Top positive review
39 people found this helpful
I would like to say thank you....
on 21 January 2012
Having devoured everything written about Clough for the past 15 years, I purchased this book more from a completeness perspective rather than hoping to discover anything new. When this weighty tome arrived my fears were compounded, because at over 500 pages it wasn't to be tackled by the light hearted either. Easy holiday read it wasn't going to be. However, after managing to fit this into the luggage, I was pleasantly surprised. Whilst it is detailed, it does in my opinion, provide a definitive biography of one of the most celebrated managers of all time. Yes, it does make many references of the other published work (all of which I have read) but in a conextual way and with the ultimate objective of providing a balanced view of the great man. The other biographies (Hamilton's in particular)are doubtless more amusing, but paint Clough in the usual misty eyed way. This presents him with all of the idiosyncracies and complexities he clearly had, some of which will make even the most committed wince. The drinking issue was clearly prevalent at various points in his career and whilst it seemingly lurched out of control during those last few years at Forest, it was by no means exclusive to that final ill fated season.
Ultimately though balance comes to the fore.
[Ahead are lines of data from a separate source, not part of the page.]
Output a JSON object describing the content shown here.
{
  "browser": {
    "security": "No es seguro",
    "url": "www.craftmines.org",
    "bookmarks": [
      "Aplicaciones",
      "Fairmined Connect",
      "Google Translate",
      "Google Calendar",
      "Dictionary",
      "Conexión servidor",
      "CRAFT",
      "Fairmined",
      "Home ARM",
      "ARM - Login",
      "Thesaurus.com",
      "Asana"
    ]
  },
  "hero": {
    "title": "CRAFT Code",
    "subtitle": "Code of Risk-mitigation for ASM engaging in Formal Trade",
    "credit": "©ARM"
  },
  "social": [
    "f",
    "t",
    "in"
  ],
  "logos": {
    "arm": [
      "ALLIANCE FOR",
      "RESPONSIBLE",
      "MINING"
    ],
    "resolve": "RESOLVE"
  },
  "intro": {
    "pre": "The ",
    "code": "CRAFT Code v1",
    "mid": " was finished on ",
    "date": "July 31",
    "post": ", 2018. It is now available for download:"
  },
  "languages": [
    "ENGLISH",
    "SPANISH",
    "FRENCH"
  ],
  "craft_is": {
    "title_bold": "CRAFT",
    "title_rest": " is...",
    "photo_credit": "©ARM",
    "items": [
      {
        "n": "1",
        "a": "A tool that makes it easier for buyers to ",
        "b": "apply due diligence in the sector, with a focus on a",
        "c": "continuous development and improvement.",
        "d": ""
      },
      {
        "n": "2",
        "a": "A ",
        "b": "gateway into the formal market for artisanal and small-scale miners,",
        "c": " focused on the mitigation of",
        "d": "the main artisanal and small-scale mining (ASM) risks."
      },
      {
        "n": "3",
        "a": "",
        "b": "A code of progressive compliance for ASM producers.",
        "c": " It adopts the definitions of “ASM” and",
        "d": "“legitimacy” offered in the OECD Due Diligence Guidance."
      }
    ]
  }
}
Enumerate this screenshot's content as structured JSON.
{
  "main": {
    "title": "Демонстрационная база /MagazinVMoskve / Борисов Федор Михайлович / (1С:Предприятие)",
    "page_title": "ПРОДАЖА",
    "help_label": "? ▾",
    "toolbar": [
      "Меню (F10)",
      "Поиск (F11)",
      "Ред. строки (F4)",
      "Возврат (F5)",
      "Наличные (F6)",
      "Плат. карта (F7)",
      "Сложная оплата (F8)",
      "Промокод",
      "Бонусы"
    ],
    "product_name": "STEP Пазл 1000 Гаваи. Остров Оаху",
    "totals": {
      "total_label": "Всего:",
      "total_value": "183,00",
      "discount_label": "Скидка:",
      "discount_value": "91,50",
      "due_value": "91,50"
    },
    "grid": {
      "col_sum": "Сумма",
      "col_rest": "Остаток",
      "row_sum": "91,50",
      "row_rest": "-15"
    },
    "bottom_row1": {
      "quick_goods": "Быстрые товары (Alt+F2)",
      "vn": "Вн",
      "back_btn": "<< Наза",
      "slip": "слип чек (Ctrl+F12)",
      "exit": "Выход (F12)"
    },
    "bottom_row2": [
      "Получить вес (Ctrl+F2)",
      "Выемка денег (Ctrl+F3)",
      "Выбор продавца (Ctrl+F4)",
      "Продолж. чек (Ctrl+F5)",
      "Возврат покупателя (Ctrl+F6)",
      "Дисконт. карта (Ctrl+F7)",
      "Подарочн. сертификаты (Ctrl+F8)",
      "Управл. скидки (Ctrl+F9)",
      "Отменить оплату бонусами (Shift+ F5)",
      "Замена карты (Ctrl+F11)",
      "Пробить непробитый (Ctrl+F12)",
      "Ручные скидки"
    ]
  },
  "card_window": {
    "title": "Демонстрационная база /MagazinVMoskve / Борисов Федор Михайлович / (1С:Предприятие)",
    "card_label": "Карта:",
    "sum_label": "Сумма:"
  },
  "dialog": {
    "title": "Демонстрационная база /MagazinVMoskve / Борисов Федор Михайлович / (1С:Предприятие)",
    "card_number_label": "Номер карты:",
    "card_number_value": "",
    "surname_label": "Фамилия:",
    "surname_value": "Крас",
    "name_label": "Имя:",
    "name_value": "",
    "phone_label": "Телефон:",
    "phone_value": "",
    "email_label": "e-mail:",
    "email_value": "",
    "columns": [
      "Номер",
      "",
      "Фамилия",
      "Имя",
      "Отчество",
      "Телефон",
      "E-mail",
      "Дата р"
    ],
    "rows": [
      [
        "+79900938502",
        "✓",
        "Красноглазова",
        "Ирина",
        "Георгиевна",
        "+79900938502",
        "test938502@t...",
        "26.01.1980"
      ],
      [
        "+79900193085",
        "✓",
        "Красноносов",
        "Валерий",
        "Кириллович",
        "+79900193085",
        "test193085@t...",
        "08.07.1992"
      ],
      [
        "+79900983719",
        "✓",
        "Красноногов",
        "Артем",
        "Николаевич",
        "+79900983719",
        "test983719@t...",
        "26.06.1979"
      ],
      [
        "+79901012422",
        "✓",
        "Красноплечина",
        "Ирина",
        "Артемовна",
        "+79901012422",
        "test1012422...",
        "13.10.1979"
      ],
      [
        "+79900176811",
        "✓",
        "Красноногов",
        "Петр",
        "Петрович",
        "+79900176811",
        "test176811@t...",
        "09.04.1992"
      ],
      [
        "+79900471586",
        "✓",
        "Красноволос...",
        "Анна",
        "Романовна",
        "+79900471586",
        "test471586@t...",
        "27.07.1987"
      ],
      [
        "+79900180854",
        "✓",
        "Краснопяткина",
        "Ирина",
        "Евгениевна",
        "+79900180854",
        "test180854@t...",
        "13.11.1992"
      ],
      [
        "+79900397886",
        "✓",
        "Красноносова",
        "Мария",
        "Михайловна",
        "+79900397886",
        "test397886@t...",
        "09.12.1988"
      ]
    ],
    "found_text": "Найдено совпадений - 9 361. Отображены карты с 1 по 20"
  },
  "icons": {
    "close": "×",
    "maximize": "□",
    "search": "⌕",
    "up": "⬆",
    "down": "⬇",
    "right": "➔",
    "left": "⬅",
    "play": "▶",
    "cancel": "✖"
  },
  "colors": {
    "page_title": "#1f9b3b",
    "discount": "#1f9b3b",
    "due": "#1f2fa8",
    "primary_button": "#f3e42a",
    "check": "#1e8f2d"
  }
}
Peter Taylor's contribution in their most productive phase starts to get the recognition that hasn't really been seen in other works. Equally, the lack of recognition he received (not just from other writers and career stakeholders, but from Clough himself) is redressed somewhat. Everything the pair touched ultimately did not turn to gold and on several occasions both their personal and professional judgements are called into question. Clough's final phase at Forest, without Taylor, although destined to end in the ignominy of relegation in 1993 is covered with critical acclaim. Whilst many suggest that Clough achieved little without Taylor by his side, Wilson profers that actually this was Clough's third great phase. Trophies may have been largely lacking, (League Cup and other assorted meaningless pieces of silverware nothwithstanding) but the quality of football and a couple of genuine Championship near misses on meagre resources, place it into a much more positive light than perhaps only the most ardent of supporters have previously suggested.
This is a labour of love, both from the author and the prospective reader. It is neither boring nor a re-hash of previously published work. If you want the most detailed and perhaps most balanced Biography of Brian Clough this is it. I completed it the same committed fan that I was at the start, albeit better informed and with a more balanced view.